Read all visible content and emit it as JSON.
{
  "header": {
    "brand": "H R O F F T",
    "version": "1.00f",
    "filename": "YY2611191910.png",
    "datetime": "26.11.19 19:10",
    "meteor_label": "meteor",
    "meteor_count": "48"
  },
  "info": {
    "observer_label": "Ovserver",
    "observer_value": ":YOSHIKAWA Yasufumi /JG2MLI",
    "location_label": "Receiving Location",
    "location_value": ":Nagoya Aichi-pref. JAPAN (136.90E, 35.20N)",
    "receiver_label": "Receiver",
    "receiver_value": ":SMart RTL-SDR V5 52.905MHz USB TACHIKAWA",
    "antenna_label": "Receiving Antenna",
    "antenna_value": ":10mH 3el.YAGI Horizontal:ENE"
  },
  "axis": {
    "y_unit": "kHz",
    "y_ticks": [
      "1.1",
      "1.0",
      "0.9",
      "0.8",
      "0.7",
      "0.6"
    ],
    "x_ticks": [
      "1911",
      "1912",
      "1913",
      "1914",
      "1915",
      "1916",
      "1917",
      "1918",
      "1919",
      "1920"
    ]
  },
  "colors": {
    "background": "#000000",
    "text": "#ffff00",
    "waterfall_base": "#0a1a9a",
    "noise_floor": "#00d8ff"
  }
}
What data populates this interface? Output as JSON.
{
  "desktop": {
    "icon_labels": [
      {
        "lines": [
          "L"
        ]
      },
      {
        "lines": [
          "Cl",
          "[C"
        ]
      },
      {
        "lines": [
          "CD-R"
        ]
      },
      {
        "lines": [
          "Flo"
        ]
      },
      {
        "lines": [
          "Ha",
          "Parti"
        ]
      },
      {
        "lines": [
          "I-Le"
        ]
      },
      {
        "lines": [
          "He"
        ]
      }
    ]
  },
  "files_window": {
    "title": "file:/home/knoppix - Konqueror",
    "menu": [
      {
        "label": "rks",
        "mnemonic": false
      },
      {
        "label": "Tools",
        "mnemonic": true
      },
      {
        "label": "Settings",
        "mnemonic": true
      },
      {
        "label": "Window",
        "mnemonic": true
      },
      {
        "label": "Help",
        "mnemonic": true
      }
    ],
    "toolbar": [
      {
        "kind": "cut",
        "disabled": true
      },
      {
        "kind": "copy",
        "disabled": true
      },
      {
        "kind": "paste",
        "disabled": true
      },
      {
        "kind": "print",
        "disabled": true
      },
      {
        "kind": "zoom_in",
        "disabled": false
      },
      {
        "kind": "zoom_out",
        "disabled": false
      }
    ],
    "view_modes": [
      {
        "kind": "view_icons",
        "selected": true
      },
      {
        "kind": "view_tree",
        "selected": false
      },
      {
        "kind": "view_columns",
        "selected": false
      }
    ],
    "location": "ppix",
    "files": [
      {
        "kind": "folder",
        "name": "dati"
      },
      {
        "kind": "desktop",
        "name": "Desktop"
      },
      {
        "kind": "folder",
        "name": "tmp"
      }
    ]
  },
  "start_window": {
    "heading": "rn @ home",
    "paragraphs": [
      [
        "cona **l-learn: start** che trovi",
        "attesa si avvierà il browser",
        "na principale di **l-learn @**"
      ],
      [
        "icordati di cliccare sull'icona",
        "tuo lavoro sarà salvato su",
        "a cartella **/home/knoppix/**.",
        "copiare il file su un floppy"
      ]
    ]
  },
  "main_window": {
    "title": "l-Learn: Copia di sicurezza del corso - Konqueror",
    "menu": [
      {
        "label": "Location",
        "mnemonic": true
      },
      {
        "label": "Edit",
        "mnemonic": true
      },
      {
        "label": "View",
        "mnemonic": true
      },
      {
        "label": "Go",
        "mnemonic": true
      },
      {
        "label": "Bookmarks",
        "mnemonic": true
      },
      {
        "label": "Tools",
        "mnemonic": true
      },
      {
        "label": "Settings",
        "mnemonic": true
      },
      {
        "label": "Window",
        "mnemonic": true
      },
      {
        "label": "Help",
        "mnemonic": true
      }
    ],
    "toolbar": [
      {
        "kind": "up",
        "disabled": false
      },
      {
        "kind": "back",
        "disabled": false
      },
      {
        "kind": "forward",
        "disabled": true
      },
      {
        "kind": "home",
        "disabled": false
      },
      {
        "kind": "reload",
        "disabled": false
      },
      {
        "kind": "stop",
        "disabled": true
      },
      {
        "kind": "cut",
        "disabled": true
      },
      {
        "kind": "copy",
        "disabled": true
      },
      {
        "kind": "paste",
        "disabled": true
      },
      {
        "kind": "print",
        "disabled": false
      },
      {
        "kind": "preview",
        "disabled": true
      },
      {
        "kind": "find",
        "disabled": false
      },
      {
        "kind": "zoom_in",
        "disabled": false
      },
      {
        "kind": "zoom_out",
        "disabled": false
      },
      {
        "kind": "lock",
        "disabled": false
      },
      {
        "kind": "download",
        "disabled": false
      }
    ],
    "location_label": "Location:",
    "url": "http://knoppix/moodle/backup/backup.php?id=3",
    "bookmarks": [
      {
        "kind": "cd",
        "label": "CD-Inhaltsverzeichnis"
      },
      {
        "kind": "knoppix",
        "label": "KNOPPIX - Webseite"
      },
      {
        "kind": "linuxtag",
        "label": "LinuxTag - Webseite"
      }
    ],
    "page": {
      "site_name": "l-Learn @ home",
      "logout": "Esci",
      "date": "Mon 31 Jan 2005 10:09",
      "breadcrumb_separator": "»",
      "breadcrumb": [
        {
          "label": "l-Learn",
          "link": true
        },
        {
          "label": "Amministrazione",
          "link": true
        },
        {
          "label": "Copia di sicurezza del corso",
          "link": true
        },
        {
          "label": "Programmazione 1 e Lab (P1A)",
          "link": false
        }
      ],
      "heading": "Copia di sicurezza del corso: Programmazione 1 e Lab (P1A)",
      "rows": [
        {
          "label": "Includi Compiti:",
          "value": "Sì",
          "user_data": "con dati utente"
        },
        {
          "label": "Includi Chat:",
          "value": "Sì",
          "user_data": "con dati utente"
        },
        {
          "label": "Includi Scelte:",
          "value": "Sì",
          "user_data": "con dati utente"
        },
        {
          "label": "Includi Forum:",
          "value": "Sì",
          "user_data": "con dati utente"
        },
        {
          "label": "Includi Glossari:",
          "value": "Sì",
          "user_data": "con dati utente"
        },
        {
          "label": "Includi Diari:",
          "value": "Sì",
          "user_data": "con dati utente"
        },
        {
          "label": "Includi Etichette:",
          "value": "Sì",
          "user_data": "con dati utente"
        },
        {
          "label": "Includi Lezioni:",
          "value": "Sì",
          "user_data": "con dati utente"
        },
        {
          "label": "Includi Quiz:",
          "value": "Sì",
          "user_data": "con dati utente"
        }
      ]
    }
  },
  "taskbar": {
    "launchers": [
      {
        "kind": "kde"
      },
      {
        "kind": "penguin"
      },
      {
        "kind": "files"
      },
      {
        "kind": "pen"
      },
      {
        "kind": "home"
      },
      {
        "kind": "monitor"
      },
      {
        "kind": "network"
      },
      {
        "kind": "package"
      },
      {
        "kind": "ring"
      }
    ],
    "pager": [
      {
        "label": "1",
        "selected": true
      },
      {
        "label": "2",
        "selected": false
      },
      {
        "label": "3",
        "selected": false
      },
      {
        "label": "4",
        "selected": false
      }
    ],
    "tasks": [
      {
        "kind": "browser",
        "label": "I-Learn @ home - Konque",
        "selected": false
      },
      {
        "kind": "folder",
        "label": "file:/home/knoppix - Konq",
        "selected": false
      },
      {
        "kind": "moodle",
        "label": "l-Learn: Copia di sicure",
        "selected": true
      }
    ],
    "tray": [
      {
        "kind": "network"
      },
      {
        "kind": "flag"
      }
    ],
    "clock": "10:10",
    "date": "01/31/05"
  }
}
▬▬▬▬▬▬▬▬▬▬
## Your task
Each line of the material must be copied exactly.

## Result of this task
Read all visible content and emit it as JSON.
{
  "header": {
    "brand": "H R O F F T",
    "version": "1.00f",
    "filename": "YY2611191910.png",
    "datetime": "26.11.19 19:10",
    "meteor_label": "meteor",
    "meteor_count": "48"
  },
  "info": {
    "observer_label": "Ovserver",
    "observer_value": ":YOSHIKAWA Yasufumi /JG2MLI",
    "location_label": "Receiving Location",
    "location_value": ":Nagoya Aichi-pref. JAPAN (136.90E, 35.20N)",
    "receiver_label": "Receiver",
    "receiver_value": ":SMart RTL-SDR V5 52.905MHz USB TACHIKAWA",
    "antenna_label": "Receiving Antenna",
    "antenna_value": ":10mH 3el.YAGI Horizontal:ENE"
  },
  "axis": {
    "y_unit": "kHz",
    "y_ticks": [
      "1.1",
      "1.0",
      "0.9",
      "0.8",
      "0.7",
      "0.6"
    ],
    "x_ticks": [
      "1911",
      "1912",
      "1913",
      "1914",
      "1915",
      "1916",
      "1917",
      "1918",
      "1919",
      "1920"
    ]
  },
  "colors": {
    "background": "#000000",
    "text": "#ffff00",
    "waterfall_base": "#0a1a9a",
    "noise_floor": "#00d8ff"
  }
}
What data populates this interface? Output as JSON.
{
  "desktop": {
    "icon_labels": [
      {
        "lines": [
          "L"
        ]
      },
      {
        "lines": [
          "Cl",
          "[C"
        ]
      },
      {
        "lines": [
          "CD-R"
        ]
      },
      {
        "lines": [
          "Flo"
        ]
      },
      {
        "lines": [
          "Ha",
          "Parti"
        ]
      },
      {
        "lines": [
          "I-Le"
        ]
      },
      {
        "lines": [
          "He"
        ]
      }
    ]
  },
  "files_window": {
    "title": "file:/home/knoppix - Konqueror",
    "menu": [
      {
        "label": "rks",
        "mnemonic": false
      },
      {
        "label": "Tools",
        "mnemonic": true
      },
      {
        "label": "Settings",
        "mnemonic": true
      },
      {
        "label": "Window",
        "mnemonic": true
      },
      {
        "label": "Help",
        "mnemonic": true
      }
    ],
    "toolbar": [
      {
        "kind": "cut",
        "disabled": true
      },
      {
        "kind": "copy",
        "disabled": true
      },
      {
        "kind": "paste",
        "disabled": true
      },
      {
        "kind": "print",
        "disabled": true
      },
      {
        "kind": "zoom_in",
        "disabled": false
      },
      {
        "kind": "zoom_out",
        "disabled": false
      }
    ],
    "view_modes": [
      {
        "kind": "view_icons",
        "selected": true
      },
      {
        "kind": "view_tree",
        "selected": false
      },
      {
        "kind": "view_columns",
        "selected": false
      }
    ],
    "location": "ppix",
    "files": [
      {
        "kind": "folder",
        "name": "dati"
      },
      {
        "kind": "desktop",
        "name": "Desktop"
      },
      {
        "kind": "folder",
        "name": "tmp"
      }
    ]
  },
  "start_window": {
    "heading": "rn @ home",
    "paragraphs": [
      [
        "cona **l-learn: start** che trovi",
        "attesa si avvierà il browser",
        "na principale di **l-learn @**"
      ],
      [
        "icordati di cliccare sull'icona",
        "tuo lavoro sarà salvato su",
        "a cartella **/home/knoppix/**.",
        "copiare il file su un floppy"
      ]
    ]
  },
  "main_window": {
    "title": "l-Learn: Copia di sicurezza del corso - Konqueror",
    "menu": [
      {
        "label": "Location",
        "mnemonic": true
      },
      {
        "label": "Edit",
        "mnemonic": true
      },
      {
        "label": "View",
        "mnemonic": true
      },
      {
        "label": "Go",
        "mnemonic": true
      },
      {
        "label": "Bookmarks",
        "mnemonic": true
      },
      {
        "label": "Tools",
        "mnemonic": true
      },
      {
        "label": "Settings",
        "mnemonic": true
      },
      {
        "label": "Window",
        "mnemonic": true
      },
      {
        "label": "Help",
        "mnemonic": true
      }
    ],
    "toolbar": [
      {
        "kind": "up",
        "disabled": false
      },
      {
        "kind": "back",
        "disabled": false
      },
      {
        "kind": "forward",
        "disabled": true
      },
      {
        "kind": "home",
        "disabled": false
      },
      {
        "kind": "reload",
        "disabled": false
      },
      {
        "kind": "stop",
        "disabled": true
      },
      {
        "kind": "cut",
        "disabled": true
      },
      {
        "kind": "copy",
        "disabled": true
      },
      {
        "kind": "paste",
        "disabled": true
      },
      {
        "kind": "print",
        "disabled": false
      },
      {
        "kind": "preview",
        "disabled": true
      },
      {
        "kind": "find",
        "disabled": false
      },
      {
        "kind": "zoom_in",
        "disabled": false
      },
      {
        "kind": "zoom_out",
        "disabled": false
      },
      {
        "kind": "lock",
        "disabled": false
      },
      {
        "kind": "download",
        "disabled": false
      }
    ],
    "location_label": "Location:",
    "url": "http://knoppix/moodle/backup/backup.php?id=3",
    "bookmarks": [
      {
        "kind": "cd",
        "label": "CD-Inhaltsverzeichnis"
      },
      {
        "kind": "knoppix",
        "label": "KNOPPIX - Webseite"
      },
      {
        "kind": "linuxtag",
        "label": "LinuxTag - Webseite"
      }
    ],
    "page": {
      "site_name": "l-Learn @ home",
      "logout": "Esci",
      "date": "Mon 31 Jan 2005 10:09",
      "breadcrumb_separator": "»",
      "breadcrumb": [
        {
          "label": "l-Learn",
          "link": true
        },
        {
          "label": "Amministrazione",
          "link": true
        },
        {
          "label": "Copia di sicurezza del corso",
          "link": true
        },
        {
          "label": "Programmazione 1 e Lab (P1A)",
          "link": false
        }
      ],
      "heading": "Copia di sicurezza del corso: Programmazione 1 e Lab (P1A)",
      "rows": [
        {
          "label": "Includi Compiti:",
          "value": "Sì",
          "user_data": "con dati utente"
        },
        {
          "label": "Includi Chat:",
          "value": "Sì",
          "user_data": "con dati utente"
        },
        {
          "label": "Includi Scelte:",
          "value": "Sì",
          "user_data": "con dati utente"
        },
        {
          "label": "Includi Forum:",
          "value": "Sì",
          "user_data": "con dati utente"
        },
        {
          "label": "Includi Glossari:",
          "value": "Sì",
          "user_data": "con dati utente"
        },
        {
          "label": "Includi Diari:",
          "value": "Sì",
          "user_data": "con dati utente"
        },
        {
          "label": "Includi Etichette:",
          "value": "Sì",
          "user_data": "con dati utente"
        },
        {
          "label": "Includi Lezioni:",
          "value": "Sì",
          "user_data": "con dati utente"
        },
        {
          "label": "Includi Quiz:",
          "value": "Sì",
          "user_data": "con dati utente"
        }
      ]
    }
  },
  "taskbar": {
    "launchers": [
      {
        "kind": "kde"
      },
      {
        "kind": "penguin"
      },
      {
        "kind": "files"
      },
      {
        "kind": "pen"
      },
      {
        "kind": "home"
      },
      {
        "kind": "monitor"
      },
      {
        "kind": "network"
      },
      {
        "kind": "package"
      },
      {
        "kind": "ring"
      }
    ],
    "pager": [
      {
        "label": "1",
        "selected": true
      },
      {
        "label": "2",
        "selected": false
      },
      {
        "label": "3",
        "selected": false
      },
      {
        "label": "4",
        "selected": false
      }
    ],
    "tasks": [
      {
        "kind": "browser",
        "label": "I-Learn @ home - Konque",
        "selected": false
      },
      {
        "kind": "folder",
        "label": "file:/home/knoppix - Konq",
        "selected": false
      },
      {
        "kind": "moodle",
        "label": "l-Learn: Copia di sicure",
        "selected": true
      }
    ],
    "tray": [
      {
        "kind": "network"
      },
      {
        "kind": "flag"
      }
    ],
    "clock": "10:10",
    "date": "01/31/05"
  }
}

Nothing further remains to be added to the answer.